Have I said how much I HATE Bermuda grass? I did? Oh, well I still hate it. Nothing makes more more ragey in the garden then spending hours and hours stooped over and pulling up seemingly miles of roots, only to have it crawl back in around my veggie and ornamental plants just days later. You can see in the photo below where it’s already returning where I had tilled up the soil. Round-Up is out of the question, since preserving a bee-friendly habitat is the idea. It seems the best I can do is just keep pulling up what I can, and otherwise learn to live with some weediness around the plants. But despite its omnipresence, the perennials I planted there seem to be doing well, and the coreopsis has been flowering nicely (2nd pic).
I’ve had better fortune keeping the Bermuda grass away from the herbs and veggies I planted around the perimeter of the deck. I planted big leaf basil, rosemary, Dark Star™ zucchini, and Perkins long pod okra and are coming along quite nicely.
The salad garden is looking great as well, been collecting a nice harvest of spinach, lettuce, arugula, and kale, though the kale has been infested with cabbage worms (yuck!). Otherwise, I’ve been enjoying fresh greens just outside our back door!
Thought I’d share a more visual update of how my garden is progressing (part of it, anyway) now that I have a good tiller to help speed up the process!
Spring is in full force now in Richmond, Virginia. The flowering cherries are at their peak, as are forsythias, with deciduous magnolias and redbuds not far behind. I snapped these pics yesterday before the first lawn mowing of the year. The first is flowering quince, the second I believe is a species of Spirea but am not certain (post a comment if you know what it is!). In any case, a welcome sight after a long, cold, snowy winter.
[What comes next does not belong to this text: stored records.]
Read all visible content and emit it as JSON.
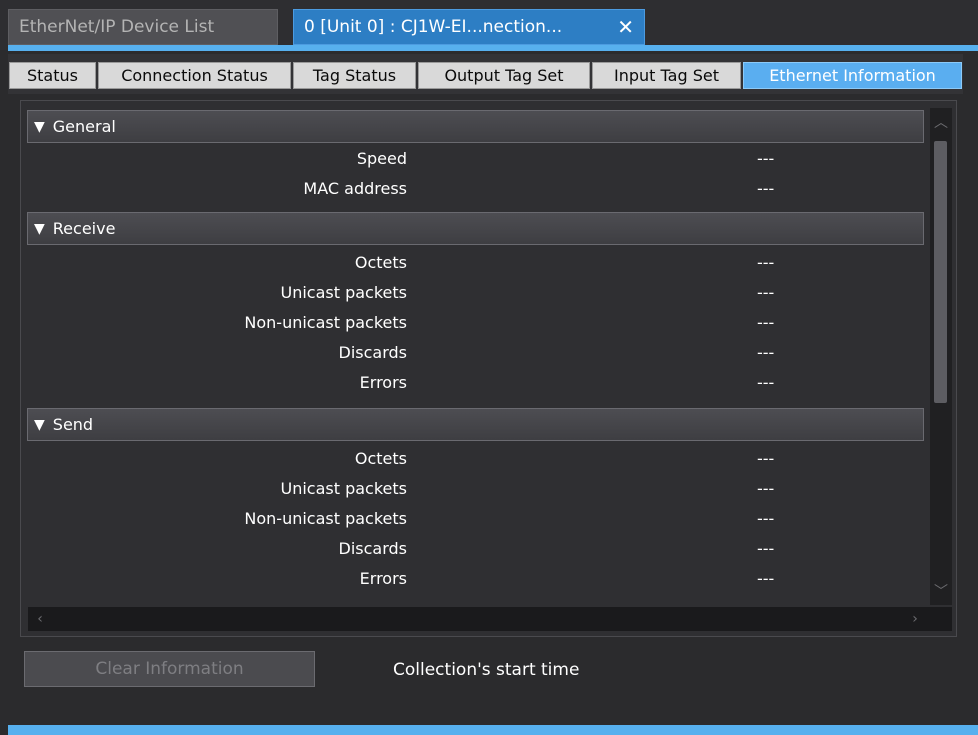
{
  "doc_tabs": {
    "inactive_label": "EtherNet/IP Device List",
    "active_label": "0 [Unit 0] : CJ1W-EI...nection...",
    "close_glyph": "✕"
  },
  "sub_tabs": [
    "Status",
    "Connection Status",
    "Tag Status",
    "Output Tag Set",
    "Input Tag Set",
    "Ethernet Information"
  ],
  "selected_sub_tab": "Ethernet Information",
  "sections": {
    "general": {
      "title": "General",
      "rows": [
        {
          "label": "Speed",
          "value": "---"
        },
        {
          "label": "MAC address",
          "value": "---"
        }
      ]
    },
    "receive": {
      "title": "Receive",
      "rows": [
        {
          "label": "Octets",
          "value": "---"
        },
        {
          "label": "Unicast packets",
          "value": "---"
        },
        {
          "label": "Non-unicast packets",
          "value": "---"
        },
        {
          "label": "Discards",
          "value": "---"
        },
        {
          "label": "Errors",
          "value": "---"
        }
      ]
    },
    "send": {
      "title": "Send",
      "rows": [
        {
          "label": "Octets",
          "value": "---"
        },
        {
          "label": "Unicast packets",
          "value": "---"
        },
        {
          "label": "Non-unicast packets",
          "value": "---"
        },
        {
          "label": "Discards",
          "value": "---"
        },
        {
          "label": "Errors",
          "value": "---"
        }
      ]
    }
  },
  "footer": {
    "clear_button": "Clear Information",
    "collection_label": "Collection's start time"
  },
  "colors": {
    "accent": "#57b0ee",
    "active_tab": "#2d7ec4",
    "selected_sub_tab": "#5aaef0",
    "background": "#2b2b2d"
  },
  "icons": {
    "expand": "triangle-down-icon",
    "close": "close-icon",
    "scroll_up": "chevron-up-icon",
    "scroll_down": "chevron-down-icon",
    "scroll_left": "chevron-left-icon",
    "scroll_right": "chevron-right-icon"
  }
}
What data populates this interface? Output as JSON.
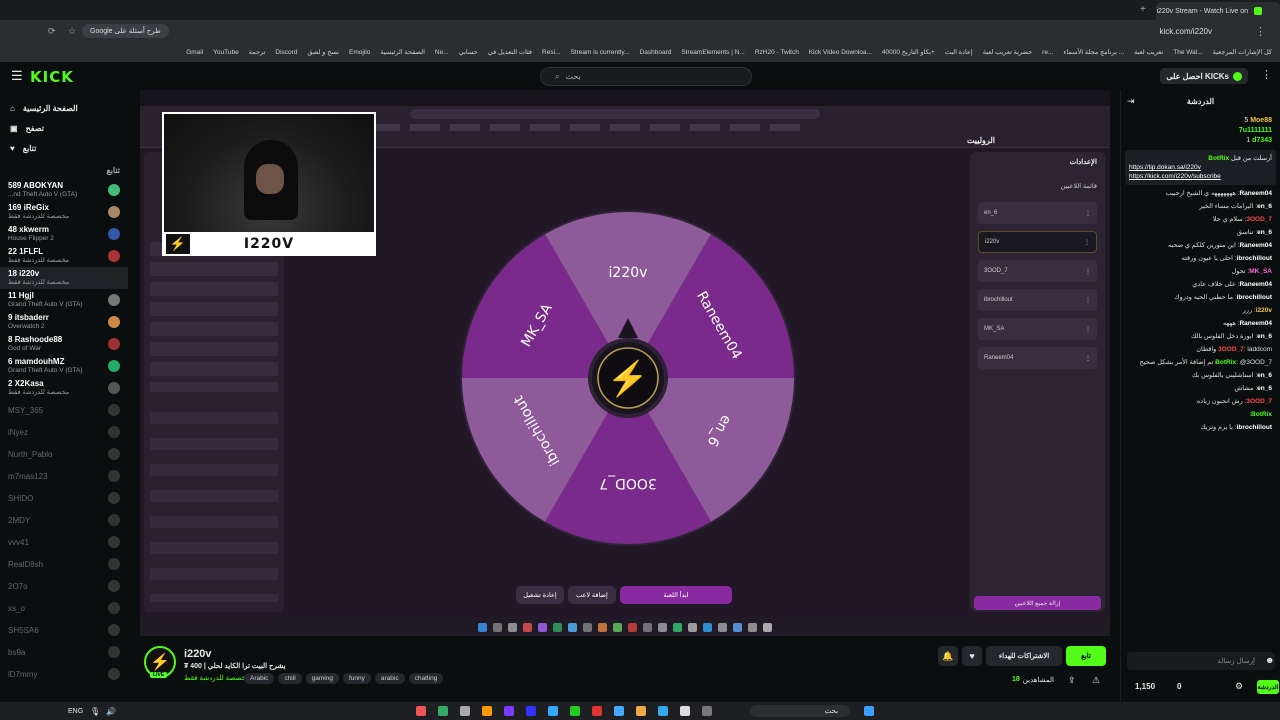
{
  "browser": {
    "tab_title": "i220v Stream - Watch Live on",
    "url": "kick.com/i220v",
    "google_pill": "Google طرح أسئلة على",
    "bookmarks": [
      "كل الإشارات المرجعية",
      "The Wal...",
      "تعريب لعبة",
      "برنامج مجلة الأسماء ...",
      "re...",
      "حضرية تعريب لعبة",
      "إعادة البث",
      "بكاو التاريخ 40000+",
      "Kick Video Downloa...",
      "RzH20 - Twitch",
      "StreamElements | N...",
      "Dashboard",
      "Stream is currently...",
      "Resi...",
      "فئات التعديل في",
      "حسابي",
      "Ne...",
      "الصفحة الرئيسية",
      "Emojilo",
      "نسخ و لصق",
      "Discord",
      "ترجمة",
      "YouTube",
      "Gmail"
    ]
  },
  "kick": {
    "logo": "KICK",
    "search_placeholder": "بحث",
    "get_kicks": "احصل على KICKs"
  },
  "sidebar": {
    "nav": [
      {
        "label": "الصفحة الرئيسية",
        "icon": "home-icon"
      },
      {
        "label": "تصفح",
        "icon": "browse-icon"
      },
      {
        "label": "تتابع",
        "icon": "heart-icon"
      }
    ],
    "section_title": "تتابع",
    "channels": [
      {
        "name": "ABOKYAN",
        "count": "589",
        "game": "...nd Theft Auto V (GTA)",
        "online": true
      },
      {
        "name": "iReGix",
        "count": "169",
        "game": "مخصصة للدردشة فقط",
        "online": true
      },
      {
        "name": "xkwerm",
        "count": "48",
        "game": "House Flipper 2",
        "online": true
      },
      {
        "name": "1FLFL",
        "count": "22",
        "game": "مخصصة للدردشة فقط",
        "online": true
      },
      {
        "name": "i220v",
        "count": "18",
        "game": "مخصصة للدردشة فقط",
        "online": true,
        "active": true
      },
      {
        "name": "Hgjl",
        "count": "11",
        "game": "Grand Theft Auto V (GTA)",
        "online": true
      },
      {
        "name": "itsbaderr",
        "count": "9",
        "game": "Overwatch 2",
        "online": true
      },
      {
        "name": "Rashoode88",
        "count": "8",
        "game": "God of War",
        "online": true
      },
      {
        "name": "mamdouhMZ",
        "count": "6",
        "game": "Grand Theft Auto V (GTA)",
        "online": true
      },
      {
        "name": "X2Kasa",
        "count": "2",
        "game": "مخصصة للدردشة فقط",
        "online": true
      },
      {
        "name": "MSY_365",
        "online": false
      },
      {
        "name": "iNyez",
        "online": false
      },
      {
        "name": "Nurth_Pablo",
        "online": false
      },
      {
        "name": "m7mas123",
        "online": false
      },
      {
        "name": "SHIDO",
        "online": false
      },
      {
        "name": "2MDY",
        "online": false
      },
      {
        "name": "vvv41",
        "online": false
      },
      {
        "name": "RealD8sh",
        "online": false
      },
      {
        "name": "2O7o",
        "online": false
      },
      {
        "name": "xs_o",
        "online": false
      },
      {
        "name": "SH5SA6",
        "online": false
      },
      {
        "name": "bs9a",
        "online": false
      },
      {
        "name": "lD7mmy",
        "online": false
      }
    ]
  },
  "stream": {
    "cam_name": "I220V",
    "wheel_segments": [
      "i220v",
      "Raneem04",
      "en_6",
      "3OOD_7",
      "ibrochillout",
      "MK_SA"
    ],
    "wheel_title": "الرولييت",
    "settings": "الإعدادات",
    "players_list": "قائمة اللاعبين",
    "start_game": "ابدأ اللعبة",
    "add_player": "إضافة لاعب",
    "restart": "إعادة تشغيل",
    "remove_all": "إزالة جميع اللاعبين",
    "players": [
      "en_6",
      "i220v",
      "3OOD_7",
      "ibrochillout",
      "MK_SA",
      "Raneem04"
    ]
  },
  "chat": {
    "title": "الدردشة",
    "top_gifters": [
      {
        "name": "Moe88",
        "value": "5"
      },
      {
        "name": "7u1111111",
        "value": ""
      },
      {
        "name": "d7343",
        "value": "1"
      }
    ],
    "pinned_user": "BotRix",
    "pinned_label": "أرسلت من قبل",
    "pinned_links": [
      "https://tip.dokan.sa/i220v",
      "https://kick.com/i220v/subscribe"
    ],
    "messages": [
      {
        "user": "Raneem04",
        "text": "هههههههه ي الشيخ ارحبيب"
      },
      {
        "user": "en_6",
        "text": "البرامات مساء الخير"
      },
      {
        "user": "3OOD_7",
        "text": "سلام ي حلا"
      },
      {
        "user": "en_6",
        "text": "تناسق"
      },
      {
        "user": "Raneem04",
        "text": "اين منورين كلكم ي صحبه"
      },
      {
        "user": "ibrochillout",
        "text": "احلى يا عيون ورقته"
      },
      {
        "user": "MK_SA",
        "text": "تحول"
      },
      {
        "user": "Raneem04",
        "text": "على خلاف عادي"
      },
      {
        "user": "ibrochillout",
        "text": "ما حطني الحيه ودروك"
      },
      {
        "user": "i220v",
        "text": "ررر"
      },
      {
        "user": "Raneem04",
        "text": "هههه"
      },
      {
        "user": "en_6",
        "text": "ابورة دخل الفلوس بالك"
      },
      {
        "user": "3OOD_7",
        "text": "laddcom واقطان"
      },
      {
        "user": "BotRix",
        "text": "@3OOD_7 تم إضافة الأمر بشكل صحيح"
      },
      {
        "user": "en_6",
        "text": "استاشليني بالفلوس بك"
      },
      {
        "user": "en_6",
        "text": "مشاش"
      },
      {
        "user": "3OOD_7",
        "text": "رش انجبون زياده"
      },
      {
        "user": "BotRix",
        "text": ""
      },
      {
        "user": "ibrochillout",
        "text": "يا يرم وثريك"
      }
    ],
    "input_placeholder": "إرسال رسالة",
    "send_label": "الدردشة",
    "points": "0",
    "kicks": "1,150"
  },
  "info": {
    "streamer": "i220v",
    "title": "يشرح البيت ترا الكايد لحلي | 400 ₮",
    "category": "مخصصة للدردشة فقط",
    "tags": [
      "Arabic",
      "chill",
      "gaming",
      "funny",
      "arabic",
      "chatting"
    ],
    "follow_label": "تابع",
    "subscribe_label": "الاشتراكات للهداء",
    "viewers_label": "المشاهدين",
    "viewers": "18"
  },
  "taskbar": {
    "lang": "ENG",
    "search": "بحث"
  },
  "colors": {
    "kick_green": "#53fc18",
    "wheel_dark": "#7a2a8a",
    "wheel_light": "#8f5a9a"
  }
}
As far as veggies, my first round of seedlings I started indoors (broccoli, kale, lettuce, and spinach) germinated well enough but then just pooped out so I’m having to scrap that batch and start again (outside in a raised bed this time now that the weather is warm enough) with those, while I start the warm season crops inside. I guess certain crops don’t actually like to be pampered with grow lights. The winter rye cover crop I planted last October is really coming along well. When it reaches flowering stage in May, I’ll cut it down at ground level, let it lay, and use it as a mulch to plant the warm season crops into.